Project Hermes: New horizons in satellite communications
Suppose it were possible for a seismologist to open a mobile phone app and command a satellite to take pictures of an earthquake in progress many miles away.
Such scenarios could become a reality in the future, as a result of new approaches to satellite communications being pioneered at Capitol College by astronautical engineering professor Risabh Maharaja and a team of students.
Their endeavor, dubbed Project Hermes (“High Elevation Remote Elevation Messenger”), aims to develop a system that uses TCP-IP – the same protocol used on the internet – to communicate and control high-altitude payloads. Such an approach allows for web-based telemetry and command systems; any device that can connect to the internet can be used.
In April and May, the concept was tested during two high-altitude balloon flights supported by the University of Maryland Space Systems Laboratory, with funding from the Maryland Space Grant Consortium.
“The first flight, on April 12th, took us up to 70,000 to 78,000 feet,” Maharaja explains. “The idea was to send commands to our payload and take a picture. Due to certain app issues, we weren’t able to take the picture, but our device did receive all the commands that we sent it. We came back with some ‘lessons learned’ and then flew again on May 3rd. On that second flight, where we launched to 82,000 feet, we were able to send 346 commands and take 346 pictures.”
The team’s next milestone will be to conduct tests at suborbital levels, to see if the system works at the altitude reached by Alan Shepard during his historic 1961 flight. Eventually, the research will move from balloon launches to actual satellites.
On-demand, real-time interaction with satellites has a wide range of potential applications, not only in science but in fields such as aviation, according to Maharaja.
At NASA, he said, mission operations have currently have to wait for a satellite to come within view of their own ground or relay satellites in order to communicate or receive data. “But if they use our Capitol College research, they could maintain communication using commercial satellites with ordinary internet TCP/IP, with potentially higher bandwidth and quicker response times than conventional methods," he said.
System could make flying safer
Similar capabilities could help fix holes in airline security of the kind highlighted by the March disappearance of a Malaysian jetliner bound for Beijing. Malaysia Airlines Flight 370’s transponder went offline less than an hour after takeoff, and the airline subsequently flew out of radar range. Although it is thought to have crashed in the southern Indian Ocean, not a shred of wreckage has been found to this date.
Clues to the airliner’s trajectory came from a satellite data link that continued to transmit automated “pings” after the transponder went off. Inmarsat, the British satellite company that operates the system, has since offered a free tracking service to all airlines, capable of sending out key information at 15-minute intervals.
According to Maharaja, the system being developed at Capitol College provides even more robust monitoring.
“Firstly, we can do it faster than in 15-minute intervals,” he said. “Secondly, because we have commanding involved, and it's a completely separate system, the pilot can't turn it off.”
With such capabilities at their disposal, airlines can conduct flight tracking at their own facilities, without relying on services such as Inmarsat, or on air traffic controllers, Maharaja said.
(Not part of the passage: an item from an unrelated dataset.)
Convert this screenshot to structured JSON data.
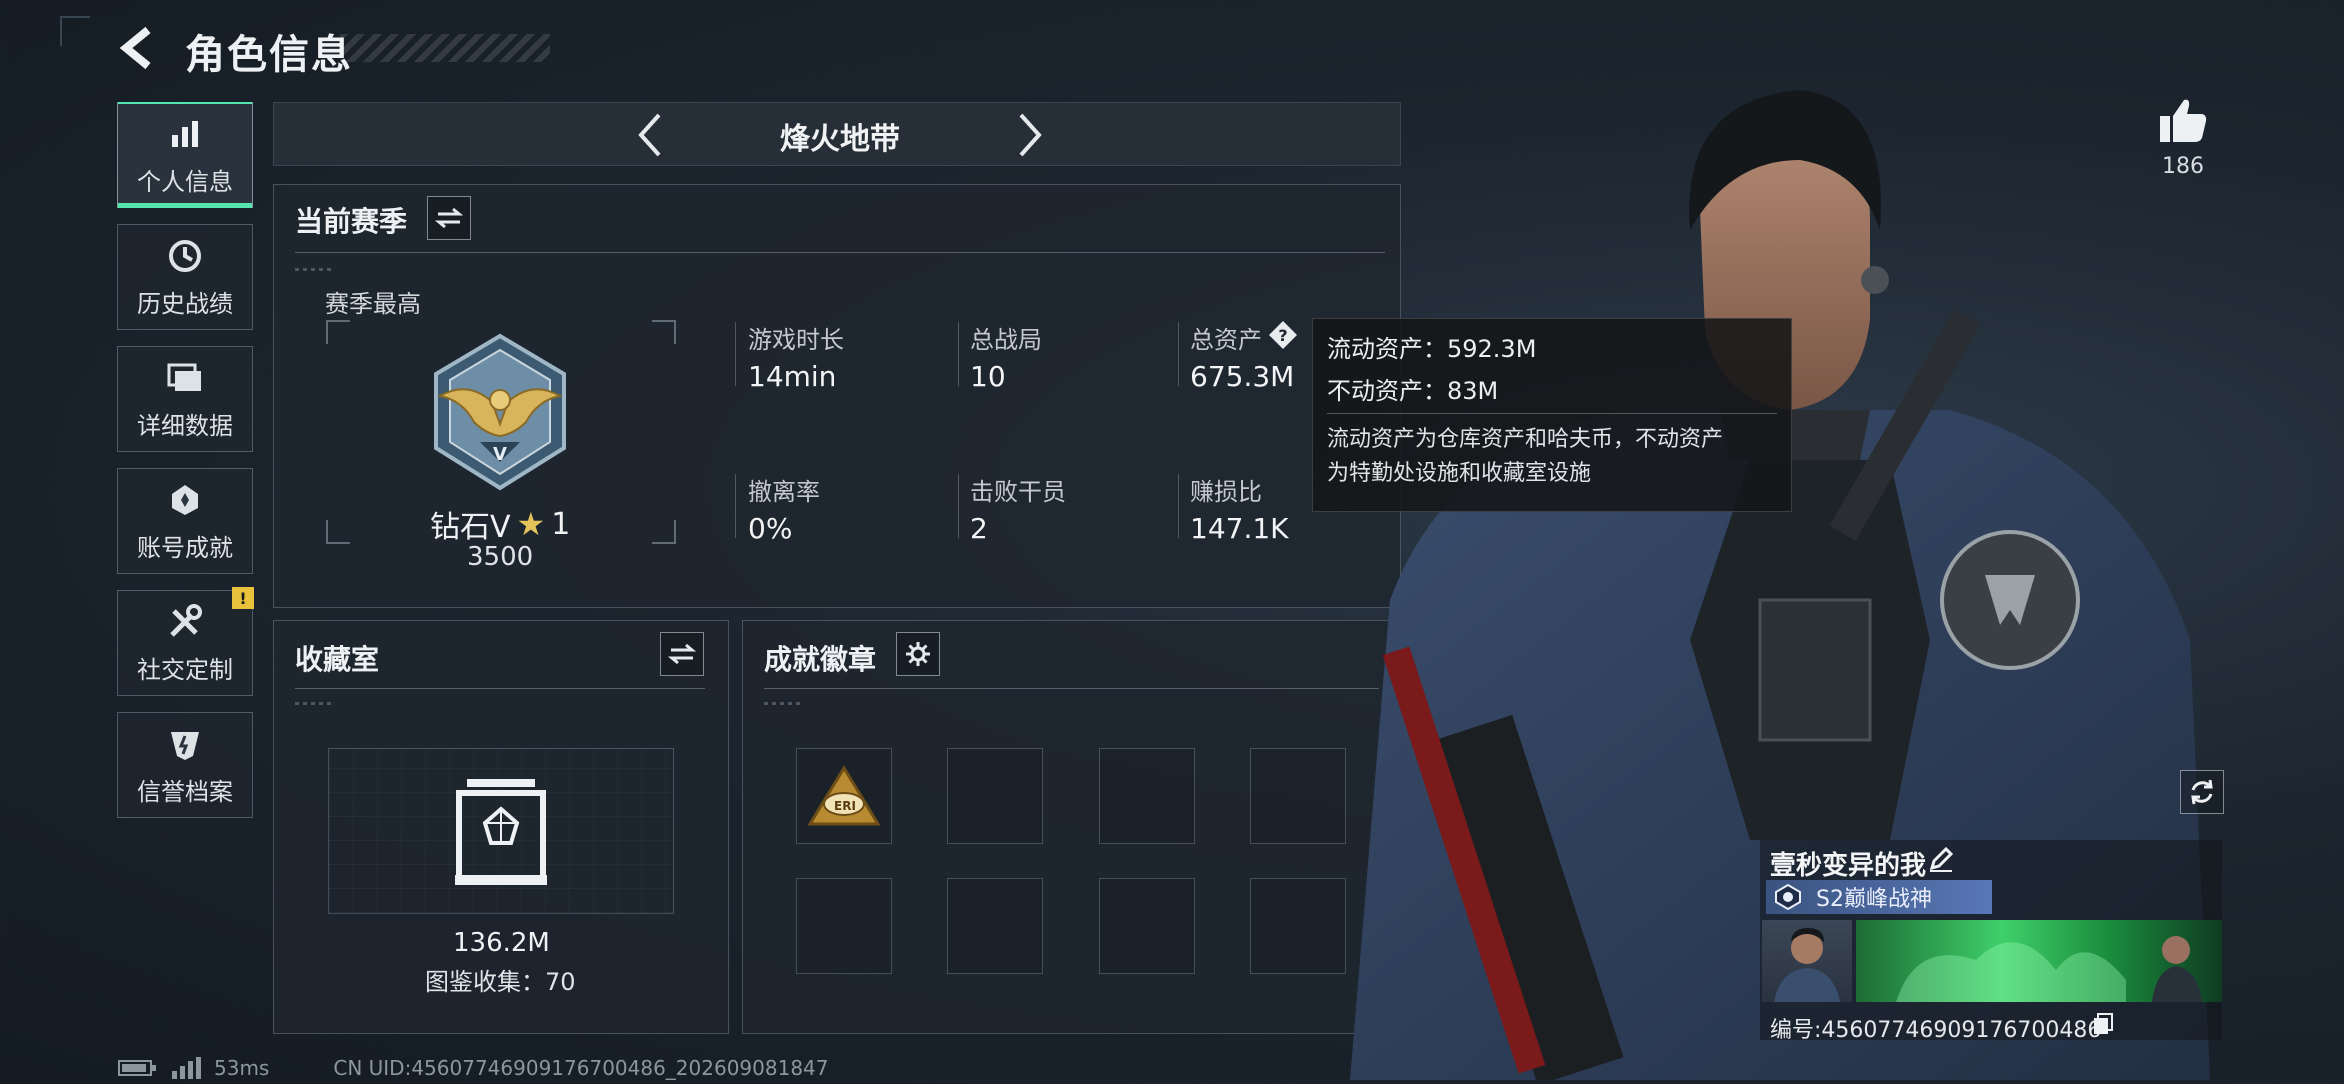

At any time, they can send a command to photograph what is going on inside an airplane; with the right equipment installed, they can then downlink the image in real time.
“Our research can provide more services than are available at present, thus boosting safety and providing airlines with greater independence and increased options,” he said.
Getting Project Hermes off the ground would not have been possible without a dedicated team of student researchers from the astronautical and computer engineering technology programs at Capitol. The college emphasizes in-the-field experience as a cornerstone of its approach to training, and students are encouraged to become fully involved in both the conception and execution of new technological approaches.
For the April and May launches, James Aaron Bush and Jeff Williams worked on configuring satellite communications gear pairing. Edwin Boateng programmed smartphone devices, while Jamie Hassett focused on programming the TASKER app, which translated the commandsfor taking photos. Several team members were involved in building the structures used in the project.
In addition to its use of internet protocols, the project also included a standard communications method – low bandwidth UHF frequencies – as a backup should the main system be disabled, as well as to highlight the vast performance gains achieved using the TCP/IP channel. The radio backup was developed and operated by a fifth team member, Carl Hansen.
During the balloon launches, Hansen used ham radio transceivers to operate a subsystem that carried a UHF “heartbeat signal” capable of being detected from the balloon during its flight. “It worked flawlessly,” he said. “However, it was only transmitting one half bit per second.”
“The plan down the road, as Hermes gets closer to becoming a satellite, is to actually implement coding so we can communicate via the backup is needed,” Hansen said.
Photos: 1) A view from the earth taken by Hermes during its May launch; 2) team member James Aaron Bush, 3) view of the Hermes payload (second object from lower left).